It strikes me that so much of life is listening. It is entertaining ideas without accepting them. It is learning to love those who persecute you and disagree with you. It is picking the right moments to speak so that when you do speak, you have a chance to be heard. What I learned in the foyer of Benson Great Hall that day was that different ideas didn’t threaten my formation, they enabled it.
As I was listening to Dr. Tran’s sermon, I thought about this during the part where he talked about the middle. Those of us trying to hold a space of unity in a world that doesn’t seem to have the patience for that space or kind of conversation. To listen patiently is to love. And to love is to suffer. This is the way of the cross, and this is the way of Jesus.
Sunday 11/18 is our second annual youth Sunday! Join us for a service led by our very own youth group, the Order of the Phoenix. The Youth will lead us in a song, scripture readings, and share their stories. This year our focus has been the early church, and the students will discuss what the church means to them and how they have been the church to one another.
Thanksgiving Lovefeast - November 18th - 5:30pm
It’s everyone’s favorite time of year! Our annual Thanksgiving Lovefeast is coming up, and it promises to be delicious. We need you all to bring the side dishes to help compliment the turkey and ham. If you would like to bring a dessert, please sign-up on Sunday in the foyer. If you have any questions, please email firstname.lastname@example.org .
Lost and Found
We will be purging the lost and found at the end of this month. So if you have been missing a favorite water bottle, iPhone, bible, sweatshirt or whatever, please make a point to stop by the lost and found soon. It is located in copy room behind Kim’s office.
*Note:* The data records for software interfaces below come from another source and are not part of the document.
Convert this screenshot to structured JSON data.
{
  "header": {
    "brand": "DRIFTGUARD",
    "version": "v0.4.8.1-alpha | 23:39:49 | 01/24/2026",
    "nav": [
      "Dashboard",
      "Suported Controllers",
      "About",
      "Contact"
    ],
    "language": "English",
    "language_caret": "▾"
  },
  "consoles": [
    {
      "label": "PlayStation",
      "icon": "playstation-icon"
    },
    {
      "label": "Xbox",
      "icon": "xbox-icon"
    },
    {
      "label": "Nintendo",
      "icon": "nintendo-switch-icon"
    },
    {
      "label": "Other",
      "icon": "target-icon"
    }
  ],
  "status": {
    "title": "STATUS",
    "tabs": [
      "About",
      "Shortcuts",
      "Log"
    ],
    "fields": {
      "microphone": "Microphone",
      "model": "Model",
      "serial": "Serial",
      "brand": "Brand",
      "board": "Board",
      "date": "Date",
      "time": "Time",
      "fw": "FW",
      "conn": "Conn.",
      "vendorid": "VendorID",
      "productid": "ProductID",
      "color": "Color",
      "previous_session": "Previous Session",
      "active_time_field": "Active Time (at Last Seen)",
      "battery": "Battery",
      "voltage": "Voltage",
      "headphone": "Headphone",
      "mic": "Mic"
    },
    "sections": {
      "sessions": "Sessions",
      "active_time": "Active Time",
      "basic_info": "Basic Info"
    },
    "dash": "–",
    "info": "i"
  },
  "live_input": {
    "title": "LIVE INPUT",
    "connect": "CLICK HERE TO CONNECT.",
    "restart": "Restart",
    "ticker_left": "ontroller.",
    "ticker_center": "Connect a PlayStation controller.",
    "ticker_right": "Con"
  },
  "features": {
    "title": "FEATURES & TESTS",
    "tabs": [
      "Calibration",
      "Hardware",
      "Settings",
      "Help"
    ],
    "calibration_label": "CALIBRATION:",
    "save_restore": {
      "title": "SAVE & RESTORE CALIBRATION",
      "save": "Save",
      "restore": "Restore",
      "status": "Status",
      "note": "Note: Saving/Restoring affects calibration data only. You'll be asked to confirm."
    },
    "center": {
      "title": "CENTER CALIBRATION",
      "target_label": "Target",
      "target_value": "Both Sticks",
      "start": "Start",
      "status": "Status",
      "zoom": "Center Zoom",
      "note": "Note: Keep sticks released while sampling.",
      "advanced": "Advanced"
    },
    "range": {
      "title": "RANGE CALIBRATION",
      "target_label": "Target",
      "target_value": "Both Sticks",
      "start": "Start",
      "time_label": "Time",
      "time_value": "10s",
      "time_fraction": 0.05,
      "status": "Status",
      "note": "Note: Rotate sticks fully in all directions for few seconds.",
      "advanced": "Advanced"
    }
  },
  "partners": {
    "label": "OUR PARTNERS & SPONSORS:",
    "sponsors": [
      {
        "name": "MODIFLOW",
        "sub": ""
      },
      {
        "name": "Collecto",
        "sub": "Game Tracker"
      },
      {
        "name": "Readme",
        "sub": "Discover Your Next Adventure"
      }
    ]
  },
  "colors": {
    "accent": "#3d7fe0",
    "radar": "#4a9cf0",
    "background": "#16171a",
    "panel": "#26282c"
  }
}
Random Pic To Generate Clickbait Traffic
Parishioner of the Week
Michael Heinz who assisted Bridget Heinz in a state of the art family weekend breakfast.
Work is Worship
Greeters: Ricky and Rose
Coffee Makers: College Women’s Group
Mug Cleaners: Andrew S-C
Money Counter: Kuhl
Welcome Station: Broadesses
Sermon Text: Mark 12:38-44 “The Most”
11-18 Youth Sunday
11-4 Bring Parents to Church Day
12/5 Pre-Pancake Party Mens and Women’s college group
12-9 Last Sunday of the fall semester/Christmas Youth (5-6)
12-12 Last Wednesday of fall semester/Christmas party Youth (7-12)
If you have a concern or an idea for UBC that you’d like to share with someone that is not on staff, feel free to contact one of our leadership team members.
Chair- Adam Winn: email@example.com
Byron Griffin: firstname.lastname@example.org
Kerri Fisher: Kerri_Fisher@baylor.edu
Emma Wood: email@example.com
Bridget Heins: firstname.lastname@example.org
Jeremy Nance: Jeremy Nance
Joanna Sowards: email@example.com
Student Position: Samuel Moore: firstname.lastname@example.org
Student Position: Anna Carol Peery: email@example.com
UBC Finance Team
Do you have a question about UBC’s financial affairs? Please feel free to contact any of your finance team members.
JD Newman: JD_Newman@baylor.edu
Hannah Kuhl: HannahKuhl@hotmail.com
Justin Pond: firstname.lastname@example.org
Doug McNamee: email@example.com
Catherine Ballas: firstname.lastname@example.org
UBC HR Team
If you have concerns about staff and would like contact our human resources team, please feel free to email any of the following members.
Josh Blake: email@example.com
Ross Van Dyke: Ross_Vandyke@baylor.edu
Jared Gould: firstname.lastname@example.org
Rebekah Powell: email@example.com
Kristen Richardson: firstname.lastname@example.org